- Another common social engineering technique is to build authority, and many vendors do this by name-dropping their customers. This isn’t a huge problem, and if I see this in a powerpoint, I’ll assume that you’ve gotten permission from those customers to use their names. But if you’re using this just in passing or to keep me on the phone, it looks like you won’t keep your customer’s information confidential. If I want a reference customer, I’ll generally ask for one.
- You are not my account manager if I don’t have an account with your company. This is the most frequent ways that salespeople will introduce themselves. While it may be true that your company will dedicate you to serve me if I agree, I haven’t agreed to this arrangement yet. I think this is another way of establishing authority. Similarly, don’t tell me you’re calling because I downloaded a whitepaper when I haven’t.
- My favorite is the guilt trip email. After doing several cold calls and maybe a few email follow ups, they’ll say, “George, did we do something wrong? This will be our third and final email.” If you’ve gone through any phishing training, no doubt you’ve seen that a common red flag is setting an artificial deadline to create urgency. With urgency comes emotion, and that emotion can cloud the judgment we need to avoid the trap. This feels the same to me. And it’s just a lame thing to say to someone.
Okay, that sounds harsh.
I get that vendors need to sell products. I’ve also been delighted when I discover a new product that we desperately need.

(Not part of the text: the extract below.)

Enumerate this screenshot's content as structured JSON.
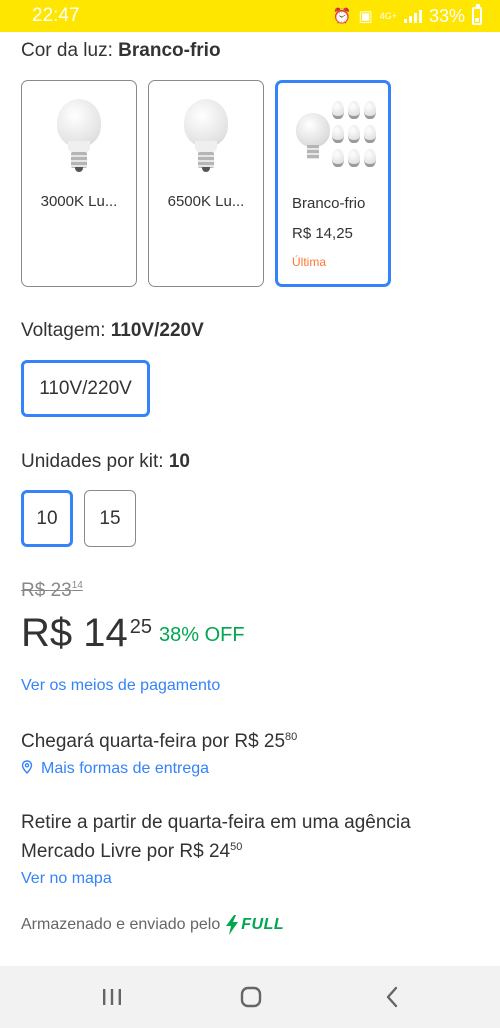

We need great partners who can bring those products to us. I focused one of the chapters in my book, No More Magic Wands, on how having great partners can open you up to work on the big picture of security for your company.
I’m not a salesperson, but I do have some advice to help me to believe you’re a regular person and not a hacker:
- Help build relationships. Some of my best partners started out by getting to know me and introduced me to other people in the profession. I’m pretty sure you’re not a hacker if I meet you in real life and a lot of other people seem to know you.
- Build business cases for your products. If I truly do want to move forward with your product, I will need to do a justification and this just helps me get there faster. Maybe you can get another customer to share this or maybe you can build one yourself. It shows you’re thinking about what I need and to build a long term partnership, and not trying to do some recon.
- Give back to the community. Last year, I volunteered to help the Security Advisor Alliance with one of their virtual capture the flag events at a local high school. There were a number of vendors who also volunteered to help and I’ve gotten to know some of them after the event.
Partnership is a two way street. For my part, once I’ve built a relationship with a vendor, I give back to that relationship. In the past, I’ve done case studies or speaking engagements about my experiences with a vendor. I’ve been a reference account and talked to prospective customers about my experiences with a vendor. I’ve hosted user group meetings at my site so other customers can come together and we can all share our knowledge and use those products better. I actually gave a vendor tickets to one of my University’s football game once as a thank you for saving my bacon.
Maybe I’m one of those bad leads, but I think being a partner and a hacker are mutually exclusive.